**What you are asked to do:** Restating the records exactly is the whole task.

**Dataset rows describing interfaces:**
▶
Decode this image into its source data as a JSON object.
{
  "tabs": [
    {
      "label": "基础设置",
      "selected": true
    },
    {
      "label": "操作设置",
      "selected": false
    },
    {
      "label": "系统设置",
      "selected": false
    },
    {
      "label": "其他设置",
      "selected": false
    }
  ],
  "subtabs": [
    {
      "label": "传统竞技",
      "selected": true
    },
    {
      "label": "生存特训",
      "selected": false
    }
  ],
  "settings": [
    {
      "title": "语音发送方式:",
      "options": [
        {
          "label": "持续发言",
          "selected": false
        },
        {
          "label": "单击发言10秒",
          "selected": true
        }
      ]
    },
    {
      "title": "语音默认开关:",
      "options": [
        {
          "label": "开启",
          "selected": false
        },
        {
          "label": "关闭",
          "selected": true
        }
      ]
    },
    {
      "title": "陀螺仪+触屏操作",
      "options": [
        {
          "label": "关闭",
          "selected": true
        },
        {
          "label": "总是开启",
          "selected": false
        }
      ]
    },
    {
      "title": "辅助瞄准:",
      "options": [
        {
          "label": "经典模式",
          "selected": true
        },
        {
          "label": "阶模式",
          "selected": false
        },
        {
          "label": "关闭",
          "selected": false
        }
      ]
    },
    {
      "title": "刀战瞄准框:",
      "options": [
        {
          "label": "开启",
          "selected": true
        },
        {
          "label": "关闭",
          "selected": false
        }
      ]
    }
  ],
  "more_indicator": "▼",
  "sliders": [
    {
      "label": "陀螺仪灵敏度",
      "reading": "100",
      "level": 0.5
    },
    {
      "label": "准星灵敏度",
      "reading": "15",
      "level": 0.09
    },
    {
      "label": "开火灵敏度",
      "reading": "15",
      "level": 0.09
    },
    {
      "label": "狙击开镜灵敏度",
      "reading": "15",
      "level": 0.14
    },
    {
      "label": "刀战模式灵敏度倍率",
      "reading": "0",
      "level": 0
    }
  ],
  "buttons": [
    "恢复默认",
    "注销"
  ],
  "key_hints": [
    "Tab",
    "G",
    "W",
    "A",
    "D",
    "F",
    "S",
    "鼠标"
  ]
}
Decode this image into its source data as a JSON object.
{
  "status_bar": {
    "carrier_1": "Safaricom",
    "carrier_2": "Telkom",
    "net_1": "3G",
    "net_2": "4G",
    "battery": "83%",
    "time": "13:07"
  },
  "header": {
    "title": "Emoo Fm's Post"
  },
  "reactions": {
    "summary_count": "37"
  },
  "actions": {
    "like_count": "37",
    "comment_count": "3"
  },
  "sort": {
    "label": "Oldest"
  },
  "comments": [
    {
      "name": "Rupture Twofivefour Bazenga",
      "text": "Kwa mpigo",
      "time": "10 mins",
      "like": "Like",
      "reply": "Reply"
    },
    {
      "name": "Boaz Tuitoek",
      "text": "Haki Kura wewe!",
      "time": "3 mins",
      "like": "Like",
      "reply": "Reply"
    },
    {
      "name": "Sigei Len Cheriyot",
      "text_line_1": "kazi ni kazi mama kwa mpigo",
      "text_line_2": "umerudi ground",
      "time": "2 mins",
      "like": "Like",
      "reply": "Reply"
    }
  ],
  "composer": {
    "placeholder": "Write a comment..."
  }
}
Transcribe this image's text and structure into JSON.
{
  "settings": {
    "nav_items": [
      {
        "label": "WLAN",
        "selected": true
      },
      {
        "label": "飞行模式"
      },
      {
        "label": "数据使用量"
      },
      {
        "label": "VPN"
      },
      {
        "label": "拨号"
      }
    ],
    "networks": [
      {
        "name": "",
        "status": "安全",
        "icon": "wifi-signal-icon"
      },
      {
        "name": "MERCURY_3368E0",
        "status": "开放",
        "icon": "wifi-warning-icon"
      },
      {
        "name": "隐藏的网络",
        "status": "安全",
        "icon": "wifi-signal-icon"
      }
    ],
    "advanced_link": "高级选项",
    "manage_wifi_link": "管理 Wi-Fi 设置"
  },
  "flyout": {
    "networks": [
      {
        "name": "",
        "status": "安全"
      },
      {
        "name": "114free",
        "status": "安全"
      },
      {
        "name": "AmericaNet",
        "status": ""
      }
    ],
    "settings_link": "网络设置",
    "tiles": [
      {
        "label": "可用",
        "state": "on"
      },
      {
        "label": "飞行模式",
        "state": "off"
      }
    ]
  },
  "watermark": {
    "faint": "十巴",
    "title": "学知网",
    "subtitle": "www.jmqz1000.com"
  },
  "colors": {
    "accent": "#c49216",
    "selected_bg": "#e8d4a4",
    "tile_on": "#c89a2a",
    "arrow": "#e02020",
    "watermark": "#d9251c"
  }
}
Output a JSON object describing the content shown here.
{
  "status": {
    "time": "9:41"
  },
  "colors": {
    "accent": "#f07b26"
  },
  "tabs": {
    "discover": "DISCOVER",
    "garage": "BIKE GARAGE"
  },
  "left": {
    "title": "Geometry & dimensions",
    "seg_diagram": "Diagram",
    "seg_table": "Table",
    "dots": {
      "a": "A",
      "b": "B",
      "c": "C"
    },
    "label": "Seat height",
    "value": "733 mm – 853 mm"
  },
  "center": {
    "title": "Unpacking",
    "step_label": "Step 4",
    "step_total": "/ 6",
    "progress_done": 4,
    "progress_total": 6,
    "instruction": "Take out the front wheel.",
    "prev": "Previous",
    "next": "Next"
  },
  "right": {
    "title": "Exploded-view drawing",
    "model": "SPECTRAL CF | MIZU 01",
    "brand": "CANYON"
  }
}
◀
**Solution for this task:**
Decode this image into its source data as a JSON object.
{
  "tabs": [
    {
      "label": "基础设置",
      "selected": true
    },
    {
      "label": "操作设置",
      "selected": false
    },
    {
      "label": "系统设置",
      "selected": false
    },
    {
      "label": "其他设置",
      "selected": false
    }
  ],
  "subtabs": [
    {
      "label": "传统竞技",
      "selected": true
    },
    {
      "label": "生存特训",
      "selected": false
    }
  ],
  "settings": [
    {
      "title": "语音发送方式:",
      "options": [
        {
          "label": "持续发言",
          "selected": false
        },
        {
          "label": "单击发言10秒",
          "selected": true
        }
      ]
    },
    {
      "title": "语音默认开关:",
      "options": [
        {
          "label": "开启",
          "selected": false
        },
        {
          "label": "关闭",
          "selected": true
        }
      ]
    },
    {
      "title": "陀螺仪+触屏操作",
      "options": [
        {
          "label": "关闭",
          "selected": true
        },
        {
          "label": "总是开启",
          "selected": false
        }
      ]
    },
    {
      "title": "辅助瞄准:",
      "options": [
        {
          "label": "经典模式",
          "selected": true
        },
        {
          "label": "阶模式",
          "selected": false
        },
        {
          "label": "关闭",
          "selected": false
        }
      ]
    },
    {
      "title": "刀战瞄准框:",
      "options": [
        {
          "label": "开启",
          "selected": true
        },
        {
          "label": "关闭",
          "selected": false
        }
      ]
    }
  ],
  "more_indicator": "▼",
  "sliders": [
    {
      "label": "陀螺仪灵敏度",
      "reading": "100",
      "level": 0.5
    },
    {
      "label": "准星灵敏度",
      "reading": "15",
      "level": 0.09
    },
    {
      "label": "开火灵敏度",
      "reading": "15",
      "level": 0.09
    },
    {
      "label": "狙击开镜灵敏度",
      "reading": "15",
      "level": 0.14
    },
    {
      "label": "刀战模式灵敏度倍率",
      "reading": "0",
      "level": 0
    }
  ],
  "buttons": [
    "恢复默认",
    "注销"
  ],
  "key_hints": [
    "Tab",
    "G",
    "W",
    "A",
    "D",
    "F",
    "S",
    "鼠标"
  ]
}
Decode this image into its source data as a JSON object.
{
  "status_bar": {
    "carrier_1": "Safaricom",
    "carrier_2": "Telkom",
    "net_1": "3G",
    "net_2": "4G",
    "battery": "83%",
    "time": "13:07"
  },
  "header": {
    "title": "Emoo Fm's Post"
  },
  "reactions": {
    "summary_count": "37"
  },
  "actions": {
    "like_count": "37",
    "comment_count": "3"
  },
  "sort": {
    "label": "Oldest"
  },
  "comments": [
    {
      "name": "Rupture Twofivefour Bazenga",
      "text": "Kwa mpigo",
      "time": "10 mins",
      "like": "Like",
      "reply": "Reply"
    },
    {
      "name": "Boaz Tuitoek",
      "text": "Haki Kura wewe!",
      "time": "3 mins",
      "like": "Like",
      "reply": "Reply"
    },
    {
      "name": "Sigei Len Cheriyot",
      "text_line_1": "kazi ni kazi mama kwa mpigo",
      "text_line_2": "umerudi ground",
      "time": "2 mins",
      "like": "Like",
      "reply": "Reply"
    }
  ],
  "composer": {
    "placeholder": "Write a comment..."
  }
}
Transcribe this image's text and structure into JSON.
{
  "settings": {
    "nav_items": [
      {
        "label": "WLAN",
        "selected": true
      },
      {
        "label": "飞行模式"
      },
      {
        "label": "数据使用量"
      },
      {
        "label": "VPN"
      },
      {
        "label": "拨号"
      }
    ],
    "networks": [
      {
        "name": "",
        "status": "安全",
        "icon": "wifi-signal-icon"
      },
      {
        "name": "MERCURY_3368E0",
        "status": "开放",
        "icon": "wifi-warning-icon"
      },
      {
        "name": "隐藏的网络",
        "status": "安全",
        "icon": "wifi-signal-icon"
      }
    ],
    "advanced_link": "高级选项",
    "manage_wifi_link": "管理 Wi-Fi 设置"
  },
  "flyout": {
    "networks": [
      {
        "name": "",
        "status": "安全"
      },
      {
        "name": "114free",
        "status": "安全"
      },
      {
        "name": "AmericaNet",
        "status": ""
      }
    ],
    "settings_link": "网络设置",
    "tiles": [
      {
        "label": "可用",
        "state": "on"
      },
      {
        "label": "飞行模式",
        "state": "off"
      }
    ]
  },
  "watermark": {
    "faint": "十巴",
    "title": "学知网",
    "subtitle": "www.jmqz1000.com"
  },
  "colors": {
    "accent": "#c49216",
    "selected_bg": "#e8d4a4",
    "tile_on": "#c89a2a",
    "arrow": "#e02020",
    "watermark": "#d9251c"
  }
}
Output a JSON object describing the content shown here.
{
  "status": {
    "time": "9:41"
  },
  "colors": {
    "accent": "#f07b26"
  },
  "tabs": {
    "discover": "DISCOVER",
    "garage": "BIKE GARAGE"
  },
  "left": {
    "title": "Geometry & dimensions",
    "seg_diagram": "Diagram",
    "seg_table": "Table",
    "dots": {
      "a": "A",
      "b": "B",
      "c": "C"
    },
    "label": "Seat height",
    "value": "733 mm – 853 mm"
  },
  "center": {
    "title": "Unpacking",
    "step_label": "Step 4",
    "step_total": "/ 6",
    "progress_done": 4,
    "progress_total": 6,
    "instruction": "Take out the front wheel.",
    "prev": "Previous",
    "next": "Next"
  },
  "right": {
    "title": "Exploded-view drawing",
    "model": "SPECTRAL CF | MIZU 01",
    "brand": "CANYON"
  }
}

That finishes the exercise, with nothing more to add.